[Records to process Boundary: Start]

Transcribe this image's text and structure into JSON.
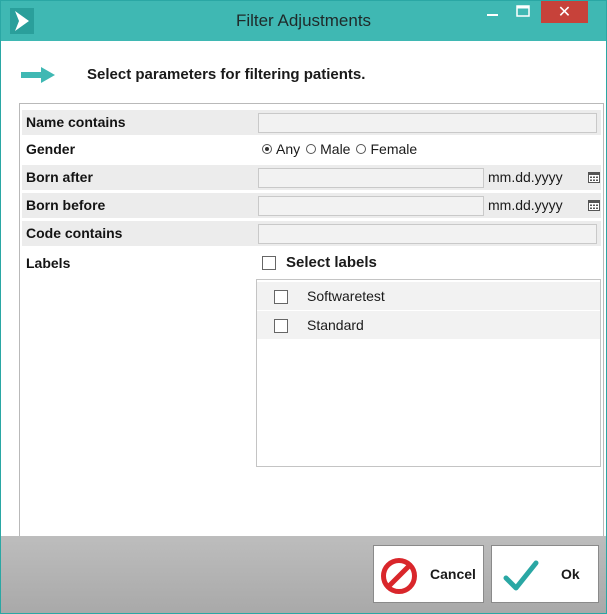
{
  "window": {
    "title": "Filter Adjustments",
    "close_glyph": "✕",
    "accent_color": "#3fb8b3"
  },
  "header": {
    "icon": "arrow-right-icon",
    "text": "Select parameters for filtering patients."
  },
  "form": {
    "name_label": "Name contains",
    "name_value": "",
    "gender_label": "Gender",
    "gender_options": [
      "Any",
      "Male",
      "Female"
    ],
    "gender_selected": "Any",
    "born_after_label": "Born after",
    "born_after_value": "",
    "born_after_format": "mm.dd.yyyy",
    "born_before_label": "Born before",
    "born_before_value": "",
    "born_before_format": "mm.dd.yyyy",
    "code_label": "Code contains",
    "code_value": "",
    "labels_label": "Labels",
    "select_labels_text": "Select labels",
    "label_items": [
      "Softwaretest",
      "Standard"
    ]
  },
  "footer": {
    "cancel_label": "Cancel",
    "ok_label": "Ok"
  }
}
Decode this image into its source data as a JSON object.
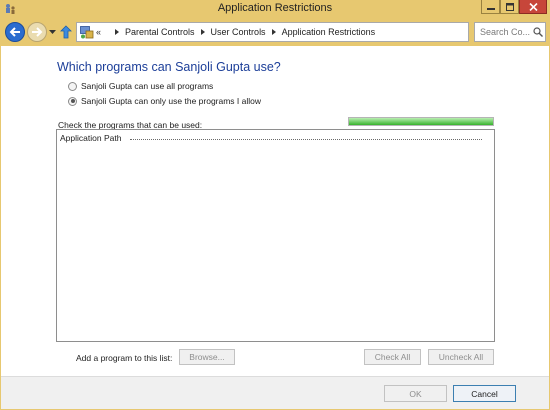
{
  "window": {
    "title": "Application Restrictions",
    "title_bar_color": "#e7c870",
    "close_button_color": "#c7463a"
  },
  "nav": {
    "back_icon": "back-arrow-icon",
    "forward_icon": "forward-arrow-icon",
    "up_icon": "up-arrow-icon",
    "overflow": "«",
    "breadcrumbs": [
      "Parental Controls",
      "User Controls",
      "Application Restrictions"
    ],
    "search_placeholder": "Search Co..."
  },
  "main": {
    "heading": "Which programs can Sanjoli Gupta use?",
    "heading_color": "#1d3f99",
    "options": [
      {
        "label": "Sanjoli Gupta can use all programs",
        "selected": false
      },
      {
        "label": "Sanjoli Gupta can only use the programs I allow",
        "selected": true
      }
    ],
    "list_label": "Check the programs that can be used:",
    "progress_fraction": 1.0,
    "list_column_header": "Application Path",
    "add_program_label": "Add a program to this list:",
    "browse_label": "Browse...",
    "check_all_label": "Check All",
    "uncheck_all_label": "Uncheck All"
  },
  "footer": {
    "ok_label": "OK",
    "cancel_label": "Cancel"
  }
}
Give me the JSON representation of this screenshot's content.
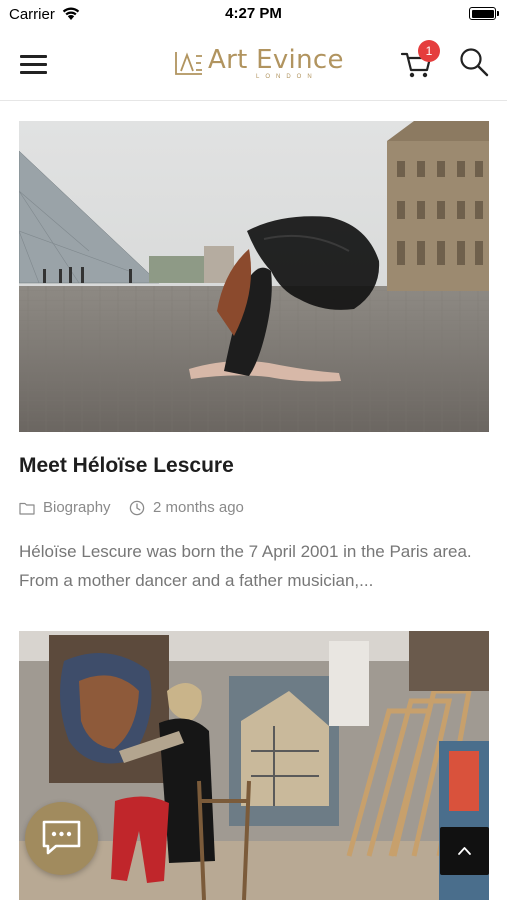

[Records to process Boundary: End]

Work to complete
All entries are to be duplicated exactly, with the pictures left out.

Reply
Transcribe this image's text and structure into JSON.
{
  "window": {
    "title": "Filter Adjustments",
    "close_glyph": "✕",
    "accent_color": "#3fb8b3"
  },
  "header": {
    "icon": "arrow-right-icon",
    "text": "Select parameters for filtering patients."
  },
  "form": {
    "name_label": "Name contains",
    "name_value": "",
    "gender_label": "Gender",
    "gender_options": [
      "Any",
      "Male",
      "Female"
    ],
    "gender_selected": "Any",
    "born_after_label": "Born after",
    "born_after_value": "",
    "born_after_format": "mm.dd.yyyy",
    "born_before_label": "Born before",
    "born_before_value": "",
    "born_before_format": "mm.dd.yyyy",
    "code_label": "Code contains",
    "code_value": "",
    "labels_label": "Labels",
    "select_labels_text": "Select labels",
    "label_items": [
      "Softwaretest",
      "Standard"
    ]
  },
  "footer": {
    "cancel_label": "Cancel",
    "ok_label": "Ok"
  }
}
Decode this image into its source data as a JSON object.
{
  "window": {
    "title": "Application Restrictions",
    "title_bar_color": "#e7c870",
    "close_button_color": "#c7463a"
  },
  "nav": {
    "back_icon": "back-arrow-icon",
    "forward_icon": "forward-arrow-icon",
    "up_icon": "up-arrow-icon",
    "overflow": "«",
    "breadcrumbs": [
      "Parental Controls",
      "User Controls",
      "Application Restrictions"
    ],
    "search_placeholder": "Search Co..."
  },
  "main": {
    "heading": "Which programs can Sanjoli Gupta use?",
    "heading_color": "#1d3f99",
    "options": [
      {
        "label": "Sanjoli Gupta can use all programs",
        "selected": false
      },
      {
        "label": "Sanjoli Gupta can only use the programs I allow",
        "selected": true
      }
    ],
    "list_label": "Check the programs that can be used:",
    "progress_fraction": 1.0,
    "list_column_header": "Application Path",
    "add_program_label": "Add a program to this list:",
    "browse_label": "Browse...",
    "check_all_label": "Check All",
    "uncheck_all_label": "Uncheck All"
  },
  "footer": {
    "ok_label": "OK",
    "cancel_label": "Cancel"
  }
}
Give me the JSON representation of this screenshot's content.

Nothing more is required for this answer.